**Work required**
Give only the number of lines in these records that contain the word "compose".

(Dataset rows for apps and sites)
____

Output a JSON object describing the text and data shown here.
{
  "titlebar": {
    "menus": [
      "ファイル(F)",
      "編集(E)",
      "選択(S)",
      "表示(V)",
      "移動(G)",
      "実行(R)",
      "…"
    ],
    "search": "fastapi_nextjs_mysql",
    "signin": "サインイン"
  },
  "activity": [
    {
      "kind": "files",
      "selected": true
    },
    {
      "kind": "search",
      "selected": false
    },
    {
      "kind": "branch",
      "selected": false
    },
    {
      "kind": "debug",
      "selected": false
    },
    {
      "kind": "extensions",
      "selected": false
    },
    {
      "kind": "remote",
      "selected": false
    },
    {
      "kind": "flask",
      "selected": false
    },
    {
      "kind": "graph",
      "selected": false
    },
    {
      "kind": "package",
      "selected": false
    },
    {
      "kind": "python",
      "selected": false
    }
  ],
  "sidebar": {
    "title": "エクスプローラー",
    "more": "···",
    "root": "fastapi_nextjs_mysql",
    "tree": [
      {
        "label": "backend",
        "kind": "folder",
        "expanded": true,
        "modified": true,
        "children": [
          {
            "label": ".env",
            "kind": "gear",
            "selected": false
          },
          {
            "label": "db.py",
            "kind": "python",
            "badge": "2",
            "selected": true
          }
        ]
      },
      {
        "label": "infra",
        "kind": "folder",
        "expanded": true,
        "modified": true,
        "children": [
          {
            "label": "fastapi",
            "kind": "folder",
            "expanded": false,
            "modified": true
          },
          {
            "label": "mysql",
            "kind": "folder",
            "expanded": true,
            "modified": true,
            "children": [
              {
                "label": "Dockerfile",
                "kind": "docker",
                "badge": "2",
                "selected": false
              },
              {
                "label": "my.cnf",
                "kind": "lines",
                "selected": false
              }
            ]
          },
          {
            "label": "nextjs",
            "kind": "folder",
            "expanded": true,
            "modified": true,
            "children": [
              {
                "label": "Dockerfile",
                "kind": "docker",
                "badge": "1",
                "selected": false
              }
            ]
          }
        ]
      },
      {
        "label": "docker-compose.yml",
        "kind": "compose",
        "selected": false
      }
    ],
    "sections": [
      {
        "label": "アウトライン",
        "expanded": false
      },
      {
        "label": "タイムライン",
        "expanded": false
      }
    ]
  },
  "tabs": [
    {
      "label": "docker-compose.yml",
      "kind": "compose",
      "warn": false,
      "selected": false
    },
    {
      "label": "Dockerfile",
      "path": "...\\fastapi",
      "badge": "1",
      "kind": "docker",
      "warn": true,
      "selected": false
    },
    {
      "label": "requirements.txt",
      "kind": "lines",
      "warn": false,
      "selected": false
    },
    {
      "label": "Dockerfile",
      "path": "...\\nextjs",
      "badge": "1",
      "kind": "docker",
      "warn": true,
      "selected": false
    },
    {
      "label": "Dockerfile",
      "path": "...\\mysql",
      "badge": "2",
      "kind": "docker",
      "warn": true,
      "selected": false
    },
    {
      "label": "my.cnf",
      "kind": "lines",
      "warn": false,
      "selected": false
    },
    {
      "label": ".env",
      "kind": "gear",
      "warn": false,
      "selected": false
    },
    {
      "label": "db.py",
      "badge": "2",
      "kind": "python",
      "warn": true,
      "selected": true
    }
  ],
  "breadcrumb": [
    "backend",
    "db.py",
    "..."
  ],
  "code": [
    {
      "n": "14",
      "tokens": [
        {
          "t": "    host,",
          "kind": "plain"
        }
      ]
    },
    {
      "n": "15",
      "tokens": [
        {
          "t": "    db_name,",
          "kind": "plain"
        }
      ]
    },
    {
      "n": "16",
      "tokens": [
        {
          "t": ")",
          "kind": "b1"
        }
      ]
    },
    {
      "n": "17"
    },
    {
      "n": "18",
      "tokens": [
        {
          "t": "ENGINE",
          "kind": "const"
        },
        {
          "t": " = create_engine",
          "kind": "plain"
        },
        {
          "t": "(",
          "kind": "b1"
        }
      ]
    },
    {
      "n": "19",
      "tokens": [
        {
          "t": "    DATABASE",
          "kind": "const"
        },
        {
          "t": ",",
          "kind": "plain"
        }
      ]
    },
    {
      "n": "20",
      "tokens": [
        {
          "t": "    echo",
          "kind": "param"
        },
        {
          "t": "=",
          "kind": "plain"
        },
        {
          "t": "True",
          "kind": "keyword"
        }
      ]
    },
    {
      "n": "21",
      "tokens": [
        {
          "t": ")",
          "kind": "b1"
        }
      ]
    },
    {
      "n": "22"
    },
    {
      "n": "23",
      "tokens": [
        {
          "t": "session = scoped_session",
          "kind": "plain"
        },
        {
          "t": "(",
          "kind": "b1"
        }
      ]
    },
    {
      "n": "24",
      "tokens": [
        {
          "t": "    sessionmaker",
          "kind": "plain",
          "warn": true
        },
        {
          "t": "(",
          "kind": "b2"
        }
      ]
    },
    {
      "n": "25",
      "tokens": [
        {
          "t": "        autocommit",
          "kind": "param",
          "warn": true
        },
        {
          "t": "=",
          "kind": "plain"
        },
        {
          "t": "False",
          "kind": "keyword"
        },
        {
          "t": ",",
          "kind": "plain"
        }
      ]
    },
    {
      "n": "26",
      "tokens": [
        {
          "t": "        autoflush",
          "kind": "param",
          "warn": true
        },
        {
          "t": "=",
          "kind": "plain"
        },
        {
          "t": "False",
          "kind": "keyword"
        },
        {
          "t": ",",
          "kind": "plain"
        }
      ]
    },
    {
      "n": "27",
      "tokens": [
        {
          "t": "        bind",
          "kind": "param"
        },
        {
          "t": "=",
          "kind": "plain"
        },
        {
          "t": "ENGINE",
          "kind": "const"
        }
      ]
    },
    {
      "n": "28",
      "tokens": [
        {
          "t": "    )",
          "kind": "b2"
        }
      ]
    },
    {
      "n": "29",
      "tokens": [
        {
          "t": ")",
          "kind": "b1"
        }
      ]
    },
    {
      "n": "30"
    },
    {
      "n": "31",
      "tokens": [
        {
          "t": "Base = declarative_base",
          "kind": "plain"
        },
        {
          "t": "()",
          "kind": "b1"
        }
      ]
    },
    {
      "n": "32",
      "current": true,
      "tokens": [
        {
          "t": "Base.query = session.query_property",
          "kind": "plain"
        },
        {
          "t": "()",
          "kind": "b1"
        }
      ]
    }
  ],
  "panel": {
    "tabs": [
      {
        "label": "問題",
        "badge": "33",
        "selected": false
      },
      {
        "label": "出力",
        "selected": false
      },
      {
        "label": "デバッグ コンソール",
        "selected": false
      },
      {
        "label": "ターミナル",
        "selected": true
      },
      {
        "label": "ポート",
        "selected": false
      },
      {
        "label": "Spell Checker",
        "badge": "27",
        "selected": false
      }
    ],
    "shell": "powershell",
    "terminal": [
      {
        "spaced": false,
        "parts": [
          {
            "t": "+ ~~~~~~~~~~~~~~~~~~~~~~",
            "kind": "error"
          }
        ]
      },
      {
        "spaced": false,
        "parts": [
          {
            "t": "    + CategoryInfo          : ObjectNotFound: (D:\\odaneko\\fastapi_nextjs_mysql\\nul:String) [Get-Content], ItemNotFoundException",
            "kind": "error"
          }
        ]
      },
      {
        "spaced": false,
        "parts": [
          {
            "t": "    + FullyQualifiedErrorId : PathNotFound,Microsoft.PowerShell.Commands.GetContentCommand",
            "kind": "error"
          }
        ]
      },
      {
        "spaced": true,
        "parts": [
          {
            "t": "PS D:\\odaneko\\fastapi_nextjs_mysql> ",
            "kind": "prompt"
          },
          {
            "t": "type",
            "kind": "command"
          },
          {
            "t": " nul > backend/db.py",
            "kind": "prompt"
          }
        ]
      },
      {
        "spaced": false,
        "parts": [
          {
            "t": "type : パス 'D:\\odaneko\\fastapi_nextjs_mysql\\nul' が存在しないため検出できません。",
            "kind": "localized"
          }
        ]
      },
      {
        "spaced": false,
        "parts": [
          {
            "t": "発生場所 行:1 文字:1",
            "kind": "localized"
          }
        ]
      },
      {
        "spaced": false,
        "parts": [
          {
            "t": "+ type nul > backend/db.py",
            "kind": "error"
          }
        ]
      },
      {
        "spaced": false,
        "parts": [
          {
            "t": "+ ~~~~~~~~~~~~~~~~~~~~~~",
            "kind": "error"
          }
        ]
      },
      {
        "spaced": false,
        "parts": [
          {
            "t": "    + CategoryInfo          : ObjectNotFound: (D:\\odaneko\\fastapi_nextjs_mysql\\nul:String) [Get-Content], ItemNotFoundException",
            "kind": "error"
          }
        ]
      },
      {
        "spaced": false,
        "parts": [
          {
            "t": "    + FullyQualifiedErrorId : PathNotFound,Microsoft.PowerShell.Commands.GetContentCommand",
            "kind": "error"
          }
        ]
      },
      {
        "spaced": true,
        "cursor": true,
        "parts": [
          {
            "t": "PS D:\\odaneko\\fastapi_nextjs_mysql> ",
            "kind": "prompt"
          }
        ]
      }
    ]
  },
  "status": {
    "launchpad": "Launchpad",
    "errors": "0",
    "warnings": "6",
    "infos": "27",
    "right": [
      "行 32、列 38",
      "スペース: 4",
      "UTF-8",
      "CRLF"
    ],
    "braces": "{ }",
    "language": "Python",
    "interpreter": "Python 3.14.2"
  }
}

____

**Solution for this problem**
4